Most schools, however, are having trouble finding the right students. In fact, despite the online application boom, schools are in crisis around yield. NACAC’s State of College Admission survey found that the average four-year college yield rate was 35.7 percent in 2013—down from 48.7 percent in 2002.
Of course, most students have no idea that this is how colleges are judging them. Some do, however, because they have the means to hire private educational consultants who can explain the rules of the current admissions marketplace. “One way to tell that the market is dysfunctional is if you have to hire a guide,” says Roth, from Stanford.

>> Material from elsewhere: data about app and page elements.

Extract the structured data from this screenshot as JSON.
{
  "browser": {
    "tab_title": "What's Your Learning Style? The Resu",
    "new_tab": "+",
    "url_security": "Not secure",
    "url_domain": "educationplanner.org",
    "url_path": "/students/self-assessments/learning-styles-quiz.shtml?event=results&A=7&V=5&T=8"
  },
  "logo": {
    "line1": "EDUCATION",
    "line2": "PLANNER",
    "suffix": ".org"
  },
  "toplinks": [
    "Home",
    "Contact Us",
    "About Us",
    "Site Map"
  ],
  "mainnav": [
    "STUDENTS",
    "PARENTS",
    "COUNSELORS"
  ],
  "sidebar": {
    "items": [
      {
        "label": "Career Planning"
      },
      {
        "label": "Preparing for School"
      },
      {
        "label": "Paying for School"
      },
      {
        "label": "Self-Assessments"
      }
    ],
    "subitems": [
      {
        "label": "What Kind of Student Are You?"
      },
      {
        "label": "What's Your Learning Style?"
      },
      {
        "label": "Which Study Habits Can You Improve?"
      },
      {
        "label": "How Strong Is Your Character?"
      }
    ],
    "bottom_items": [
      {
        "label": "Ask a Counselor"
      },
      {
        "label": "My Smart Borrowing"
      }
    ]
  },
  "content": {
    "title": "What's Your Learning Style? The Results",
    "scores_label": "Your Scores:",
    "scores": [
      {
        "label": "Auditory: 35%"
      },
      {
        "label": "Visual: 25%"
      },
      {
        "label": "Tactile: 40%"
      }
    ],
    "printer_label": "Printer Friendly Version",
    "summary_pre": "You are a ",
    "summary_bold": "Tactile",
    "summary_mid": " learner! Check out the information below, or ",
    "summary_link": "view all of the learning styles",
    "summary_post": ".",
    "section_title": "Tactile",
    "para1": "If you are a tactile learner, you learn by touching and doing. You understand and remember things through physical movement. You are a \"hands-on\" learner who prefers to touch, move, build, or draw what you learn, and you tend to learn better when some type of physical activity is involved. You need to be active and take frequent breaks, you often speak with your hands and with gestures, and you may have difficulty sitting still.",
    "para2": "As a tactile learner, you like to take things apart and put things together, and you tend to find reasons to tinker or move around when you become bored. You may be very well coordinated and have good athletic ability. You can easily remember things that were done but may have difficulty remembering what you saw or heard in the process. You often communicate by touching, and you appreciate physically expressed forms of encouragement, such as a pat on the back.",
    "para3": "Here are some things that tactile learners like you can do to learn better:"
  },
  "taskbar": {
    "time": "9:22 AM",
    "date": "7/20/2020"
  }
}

This is the safest time in human history. So why are we all so afraid?
“What we’re talking about is anxiety, not fear,” LeDoux says. Where fear is a response to a present threat, anxiety is a more complex and highly manipulable response to something one anticipates might be a threat in the future. “It is a worry about something that hasn’t happened and may never happen,” says LeDoux.
This may seem like a small distinction. But in actuality, it is everything. Because where fear is about a danger that seems certain, anxiety is, in LeDoux’s words, “an experience of uncertainty.”
And that uncertainty is the exact lever that politicians regularly use to try to influence your behavior.
The goal, however, is to separate real threats from manufactured ones. And to find a balance where we are not so scared that we’re making bad decisions that hurt us and our freedom, but not so oblivious that we aren’t taking steps to protect ourselves.